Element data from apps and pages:
:::

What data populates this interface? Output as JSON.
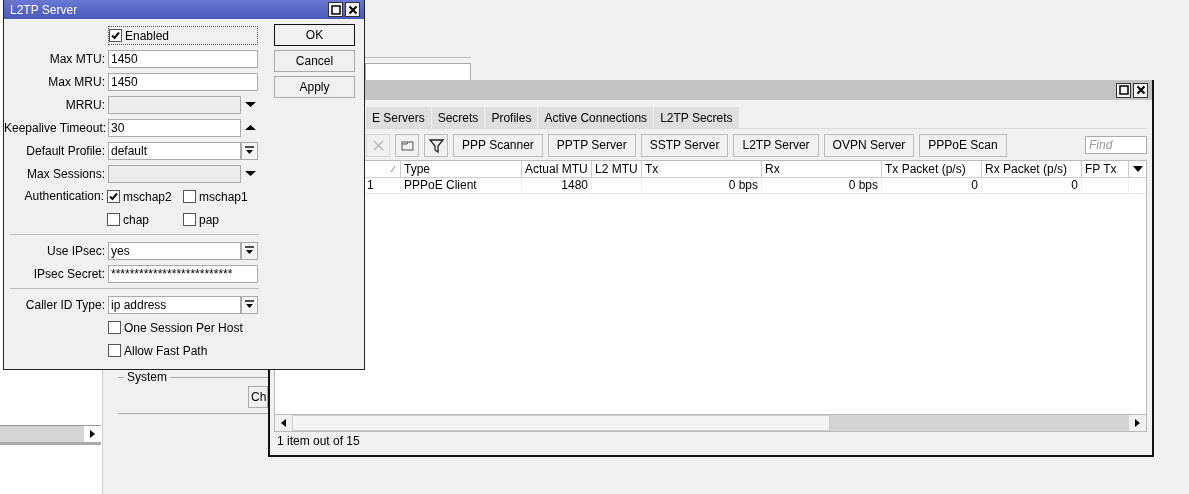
{
  "background_window": {
    "group_label": "System",
    "button": "Ch"
  },
  "dialog": {
    "title": "L2TP Server",
    "rows": [
      {
        "kind": "check",
        "label": "Enabled",
        "checked": true,
        "focused": true
      },
      {
        "kind": "field",
        "label": "Max MTU:",
        "value": "1450",
        "disabled": false
      },
      {
        "kind": "field",
        "label": "Max MRU:",
        "value": "1450",
        "disabled": false
      },
      {
        "kind": "collapsible",
        "label": "MRRU:",
        "disabled": true
      },
      {
        "kind": "expandable",
        "label": "Keepalive Timeout:",
        "value": "30",
        "disabled": false
      },
      {
        "kind": "select",
        "label": "Default Profile:",
        "value": "default",
        "disabled": false
      },
      {
        "kind": "collapsible",
        "label": "Max Sessions:",
        "disabled": true
      },
      {
        "kind": "checks",
        "label": "Authentication:",
        "options": [
          {
            "label": "mschap2",
            "checked": true
          },
          {
            "label": "mschap1",
            "checked": false
          },
          {
            "label": "chap",
            "checked": false
          },
          {
            "label": "pap",
            "checked": false
          }
        ]
      },
      {
        "kind": "separator"
      },
      {
        "kind": "select",
        "label": "Use IPsec:",
        "value": "yes",
        "disabled": false
      },
      {
        "kind": "field",
        "label": "IPsec Secret:",
        "value": "**************************",
        "disabled": false
      },
      {
        "kind": "separator"
      },
      {
        "kind": "select",
        "label": "Caller ID Type:",
        "value": "ip address",
        "disabled": false
      },
      {
        "kind": "check",
        "label": "One Session Per Host",
        "checked": false,
        "focused": false
      },
      {
        "kind": "check",
        "label": "Allow Fast Path",
        "checked": false,
        "focused": false
      }
    ],
    "buttons": [
      {
        "label": "OK",
        "default": true
      },
      {
        "label": "Cancel",
        "default": false
      },
      {
        "label": "Apply",
        "default": false
      }
    ]
  },
  "ppp_window": {
    "tabs": [
      {
        "label": "E Servers",
        "selected": false
      },
      {
        "label": "Secrets",
        "selected": false
      },
      {
        "label": "Profiles",
        "selected": false
      },
      {
        "label": "Active Connections",
        "selected": false
      },
      {
        "label": "L2TP Secrets",
        "selected": false
      }
    ],
    "toolbar": {
      "icons": [
        {
          "kind": "remove",
          "disabled": true
        },
        {
          "kind": "comment",
          "disabled": false
        },
        {
          "kind": "filter",
          "disabled": false
        }
      ],
      "buttons": [
        "PPP Scanner",
        "PPTP Server",
        "SSTP Server",
        "L2TP Server",
        "OVPN Server",
        "PPPoE Scan"
      ],
      "find_placeholder": "Find"
    },
    "table": {
      "columns": [
        {
          "kind": "text",
          "sorted": true
        },
        {
          "label": "Type",
          "kind": "text",
          "sorted": false
        },
        {
          "label": "Actual MTU",
          "kind": "number",
          "sorted": false
        },
        {
          "label": "L2 MTU",
          "kind": "number",
          "sorted": false
        },
        {
          "label": "Tx",
          "kind": "number",
          "sorted": false
        },
        {
          "label": "Rx",
          "kind": "number",
          "sorted": false
        },
        {
          "label": "Tx Packet (p/s)",
          "kind": "number",
          "sorted": false
        },
        {
          "label": "Rx Packet (p/s)",
          "kind": "number",
          "sorted": false
        },
        {
          "label": "FP Tx",
          "kind": "number",
          "sorted": false
        }
      ],
      "rows": [
        {
          "cells": [
            "1",
            "PPPoE Client",
            "1480",
            null,
            "0 bps",
            "0 bps",
            "0",
            "0",
            null
          ]
        }
      ]
    },
    "status_bar": "1 item out of 15"
  }
}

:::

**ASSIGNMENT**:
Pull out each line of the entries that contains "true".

**SOLVED EXERCISE**:
        "checked": true,
        "focused": true
        "disabled": true
        "disabled": true
            "checked": true
        "default": true
          "disabled": true
          "sorted": true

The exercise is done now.